▸ **Task details**:
The answer must be the full listing, written out exactly.

[Opening Input section]

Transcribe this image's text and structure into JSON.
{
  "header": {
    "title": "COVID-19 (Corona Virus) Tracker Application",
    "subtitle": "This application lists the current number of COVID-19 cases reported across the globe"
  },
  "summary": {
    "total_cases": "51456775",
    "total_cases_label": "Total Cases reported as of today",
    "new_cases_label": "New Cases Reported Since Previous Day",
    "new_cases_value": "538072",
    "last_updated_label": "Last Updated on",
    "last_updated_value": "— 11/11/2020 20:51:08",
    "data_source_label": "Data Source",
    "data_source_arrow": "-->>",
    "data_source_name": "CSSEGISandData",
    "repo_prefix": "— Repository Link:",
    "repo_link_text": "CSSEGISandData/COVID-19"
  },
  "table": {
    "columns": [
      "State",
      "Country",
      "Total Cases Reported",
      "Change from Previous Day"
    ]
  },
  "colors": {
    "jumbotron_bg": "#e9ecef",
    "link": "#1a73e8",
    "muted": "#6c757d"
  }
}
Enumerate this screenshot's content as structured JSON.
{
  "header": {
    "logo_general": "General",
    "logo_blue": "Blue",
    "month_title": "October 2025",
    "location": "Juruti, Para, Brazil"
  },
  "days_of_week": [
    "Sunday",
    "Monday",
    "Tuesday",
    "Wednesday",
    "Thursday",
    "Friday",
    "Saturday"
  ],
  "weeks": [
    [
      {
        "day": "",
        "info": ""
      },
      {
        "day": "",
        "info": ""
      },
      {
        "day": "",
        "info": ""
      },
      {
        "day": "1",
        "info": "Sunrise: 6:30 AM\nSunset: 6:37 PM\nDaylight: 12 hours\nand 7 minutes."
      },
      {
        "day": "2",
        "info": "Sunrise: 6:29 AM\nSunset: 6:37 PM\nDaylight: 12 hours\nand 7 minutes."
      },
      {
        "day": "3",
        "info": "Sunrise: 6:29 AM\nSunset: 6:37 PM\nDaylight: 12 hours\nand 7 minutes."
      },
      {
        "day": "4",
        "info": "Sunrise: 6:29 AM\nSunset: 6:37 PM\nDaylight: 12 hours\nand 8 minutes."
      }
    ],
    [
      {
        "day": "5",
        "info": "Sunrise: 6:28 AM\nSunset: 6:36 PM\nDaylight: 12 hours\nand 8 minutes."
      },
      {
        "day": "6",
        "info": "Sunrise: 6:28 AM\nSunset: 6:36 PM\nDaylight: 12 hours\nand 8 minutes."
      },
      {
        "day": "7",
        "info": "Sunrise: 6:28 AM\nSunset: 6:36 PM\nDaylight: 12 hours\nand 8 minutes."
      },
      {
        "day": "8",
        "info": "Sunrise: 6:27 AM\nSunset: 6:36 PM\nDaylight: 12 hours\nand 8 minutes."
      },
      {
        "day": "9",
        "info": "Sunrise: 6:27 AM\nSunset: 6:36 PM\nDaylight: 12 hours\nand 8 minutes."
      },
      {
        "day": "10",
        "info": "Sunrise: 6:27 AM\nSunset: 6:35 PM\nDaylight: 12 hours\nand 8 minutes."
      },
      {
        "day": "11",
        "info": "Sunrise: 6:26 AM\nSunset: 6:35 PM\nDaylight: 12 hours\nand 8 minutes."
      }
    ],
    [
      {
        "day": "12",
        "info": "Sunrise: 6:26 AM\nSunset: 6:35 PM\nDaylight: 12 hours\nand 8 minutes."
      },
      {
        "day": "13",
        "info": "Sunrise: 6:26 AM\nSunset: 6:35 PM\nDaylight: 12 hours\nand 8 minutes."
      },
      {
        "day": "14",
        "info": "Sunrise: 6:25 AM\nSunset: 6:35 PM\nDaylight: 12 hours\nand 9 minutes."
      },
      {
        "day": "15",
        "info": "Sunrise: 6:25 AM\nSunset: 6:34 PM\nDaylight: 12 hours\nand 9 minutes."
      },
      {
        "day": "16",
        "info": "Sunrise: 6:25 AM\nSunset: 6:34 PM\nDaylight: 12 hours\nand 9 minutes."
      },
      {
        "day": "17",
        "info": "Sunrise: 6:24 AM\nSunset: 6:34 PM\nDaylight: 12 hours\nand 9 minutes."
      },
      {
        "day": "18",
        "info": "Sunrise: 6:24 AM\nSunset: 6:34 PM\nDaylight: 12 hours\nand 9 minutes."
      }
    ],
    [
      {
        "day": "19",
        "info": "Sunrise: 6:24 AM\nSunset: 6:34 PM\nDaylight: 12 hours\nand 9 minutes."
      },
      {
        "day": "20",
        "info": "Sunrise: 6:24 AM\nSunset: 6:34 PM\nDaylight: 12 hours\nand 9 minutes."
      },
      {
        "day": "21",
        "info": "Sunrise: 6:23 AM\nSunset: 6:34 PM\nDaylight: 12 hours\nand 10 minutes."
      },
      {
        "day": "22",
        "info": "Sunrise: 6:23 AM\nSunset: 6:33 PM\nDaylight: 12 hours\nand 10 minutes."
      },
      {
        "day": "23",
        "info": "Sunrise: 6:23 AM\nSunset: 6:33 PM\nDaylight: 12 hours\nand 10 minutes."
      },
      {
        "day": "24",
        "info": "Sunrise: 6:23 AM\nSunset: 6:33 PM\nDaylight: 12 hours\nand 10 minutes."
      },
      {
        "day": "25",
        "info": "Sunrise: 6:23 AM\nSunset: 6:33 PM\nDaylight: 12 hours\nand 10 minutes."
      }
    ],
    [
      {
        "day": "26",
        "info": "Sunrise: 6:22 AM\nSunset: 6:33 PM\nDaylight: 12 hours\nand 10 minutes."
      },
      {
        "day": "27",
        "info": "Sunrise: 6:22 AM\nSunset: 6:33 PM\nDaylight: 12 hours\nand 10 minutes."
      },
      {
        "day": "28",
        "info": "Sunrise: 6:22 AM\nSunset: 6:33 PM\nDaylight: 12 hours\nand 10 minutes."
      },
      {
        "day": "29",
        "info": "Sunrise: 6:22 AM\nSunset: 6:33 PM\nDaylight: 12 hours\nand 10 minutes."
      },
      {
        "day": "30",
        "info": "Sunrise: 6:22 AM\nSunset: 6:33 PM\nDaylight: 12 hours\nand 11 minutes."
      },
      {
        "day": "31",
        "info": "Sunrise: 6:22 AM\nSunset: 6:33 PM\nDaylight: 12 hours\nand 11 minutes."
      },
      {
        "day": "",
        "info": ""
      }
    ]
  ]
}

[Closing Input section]

▸ **Solved exercise**:
Transcribe this image's text and structure into JSON.
{
  "header": {
    "title": "COVID-19 (Corona Virus) Tracker Application",
    "subtitle": "This application lists the current number of COVID-19 cases reported across the globe"
  },
  "summary": {
    "total_cases": "51456775",
    "total_cases_label": "Total Cases reported as of today",
    "new_cases_label": "New Cases Reported Since Previous Day",
    "new_cases_value": "538072",
    "last_updated_label": "Last Updated on",
    "last_updated_value": "— 11/11/2020 20:51:08",
    "data_source_label": "Data Source",
    "data_source_arrow": "-->>",
    "data_source_name": "CSSEGISandData",
    "repo_prefix": "— Repository Link:",
    "repo_link_text": "CSSEGISandData/COVID-19"
  },
  "table": {
    "columns": [
      "State",
      "Country",
      "Total Cases Reported",
      "Change from Previous Day"
    ]
  },
  "colors": {
    "jumbotron_bg": "#e9ecef",
    "link": "#1a73e8",
    "muted": "#6c757d"
  }
}
Enumerate this screenshot's content as structured JSON.
{
  "header": {
    "logo_general": "General",
    "logo_blue": "Blue",
    "month_title": "October 2025",
    "location": "Juruti, Para, Brazil"
  },
  "days_of_week": [
    "Sunday",
    "Monday",
    "Tuesday",
    "Wednesday",
    "Thursday",
    "Friday",
    "Saturday"
  ],
  "weeks": [
    [
      {
        "day": "",
        "info": ""
      },
      {
        "day": "",
        "info": ""
      },
      {
        "day": "",
        "info": ""
      },
      {
        "day": "1",
        "info": "Sunrise: 6:30 AM\nSunset: 6:37 PM\nDaylight: 12 hours\nand 7 minutes."
      },
      {
        "day": "2",
        "info": "Sunrise: 6:29 AM\nSunset: 6:37 PM\nDaylight: 12 hours\nand 7 minutes."
      },
      {
        "day": "3",
        "info": "Sunrise: 6:29 AM\nSunset: 6:37 PM\nDaylight: 12 hours\nand 7 minutes."
      },
      {
        "day": "4",
        "info": "Sunrise: 6:29 AM\nSunset: 6:37 PM\nDaylight: 12 hours\nand 8 minutes."
      }
    ],
    [
      {
        "day": "5",
        "info": "Sunrise: 6:28 AM\nSunset: 6:36 PM\nDaylight: 12 hours\nand 8 minutes."
      },
      {
        "day": "6",
        "info": "Sunrise: 6:28 AM\nSunset: 6:36 PM\nDaylight: 12 hours\nand 8 minutes."
      },
      {
        "day": "7",
        "info": "Sunrise: 6:28 AM\nSunset: 6:36 PM\nDaylight: 12 hours\nand 8 minutes."
      },
      {
        "day": "8",
        "info": "Sunrise: 6:27 AM\nSunset: 6:36 PM\nDaylight: 12 hours\nand 8 minutes."
      },
      {
        "day": "9",
        "info": "Sunrise: 6:27 AM\nSunset: 6:36 PM\nDaylight: 12 hours\nand 8 minutes."
      },
      {
        "day": "10",
        "info": "Sunrise: 6:27 AM\nSunset: 6:35 PM\nDaylight: 12 hours\nand 8 minutes."
      },
      {
        "day": "11",
        "info": "Sunrise: 6:26 AM\nSunset: 6:35 PM\nDaylight: 12 hours\nand 8 minutes."
      }
    ],
    [
      {
        "day": "12",
        "info": "Sunrise: 6:26 AM\nSunset: 6:35 PM\nDaylight: 12 hours\nand 8 minutes."
      },
      {
        "day": "13",
        "info": "Sunrise: 6:26 AM\nSunset: 6:35 PM\nDaylight: 12 hours\nand 8 minutes."
      },
      {
        "day": "14",
        "info": "Sunrise: 6:25 AM\nSunset: 6:35 PM\nDaylight: 12 hours\nand 9 minutes."
      },
      {
        "day": "15",
        "info": "Sunrise: 6:25 AM\nSunset: 6:34 PM\nDaylight: 12 hours\nand 9 minutes."
      },
      {
        "day": "16",
        "info": "Sunrise: 6:25 AM\nSunset: 6:34 PM\nDaylight: 12 hours\nand 9 minutes."
      },
      {
        "day": "17",
        "info": "Sunrise: 6:24 AM\nSunset: 6:34 PM\nDaylight: 12 hours\nand 9 minutes."
      },
      {
        "day": "18",
        "info": "Sunrise: 6:24 AM\nSunset: 6:34 PM\nDaylight: 12 hours\nand 9 minutes."
      }
    ],
    [
      {
        "day": "19",
        "info": "Sunrise: 6:24 AM\nSunset: 6:34 PM\nDaylight: 12 hours\nand 9 minutes."
      },
      {
        "day": "20",
        "info": "Sunrise: 6:24 AM\nSunset: 6:34 PM\nDaylight: 12 hours\nand 9 minutes."
      },
      {
        "day": "21",
        "info": "Sunrise: 6:23 AM\nSunset: 6:34 PM\nDaylight: 12 hours\nand 10 minutes."
      },
      {
        "day": "22",
        "info": "Sunrise: 6:23 AM\nSunset: 6:33 PM\nDaylight: 12 hours\nand 10 minutes."
      },
      {
        "day": "23",
        "info": "Sunrise: 6:23 AM\nSunset: 6:33 PM\nDaylight: 12 hours\nand 10 minutes."
      },
      {
        "day": "24",
        "info": "Sunrise: 6:23 AM\nSunset: 6:33 PM\nDaylight: 12 hours\nand 10 minutes."
      },
      {
        "day": "25",
        "info": "Sunrise: 6:23 AM\nSunset: 6:33 PM\nDaylight: 12 hours\nand 10 minutes."
      }
    ],
    [
      {
        "day": "26",
        "info": "Sunrise: 6:22 AM\nSunset: 6:33 PM\nDaylight: 12 hours\nand 10 minutes."
      },
      {
        "day": "27",
        "info": "Sunrise: 6:22 AM\nSunset: 6:33 PM\nDaylight: 12 hours\nand 10 minutes."
      },
      {
        "day": "28",
        "info": "Sunrise: 6:22 AM\nSunset: 6:33 PM\nDaylight: 12 hours\nand 10 minutes."
      },
      {
        "day": "29",
        "info": "Sunrise: 6:22 AM\nSunset: 6:33 PM\nDaylight: 12 hours\nand 10 minutes."
      },
      {
        "day": "30",
        "info": "Sunrise: 6:22 AM\nSunset: 6:33 PM\nDaylight: 12 hours\nand 11 minutes."
      },
      {
        "day": "31",
        "info": "Sunrise: 6:22 AM\nSunset: 6:33 PM\nDaylight: 12 hours\nand 11 minutes."
      },
      {
        "day": "",
        "info": ""
      }
    ]
  ]
}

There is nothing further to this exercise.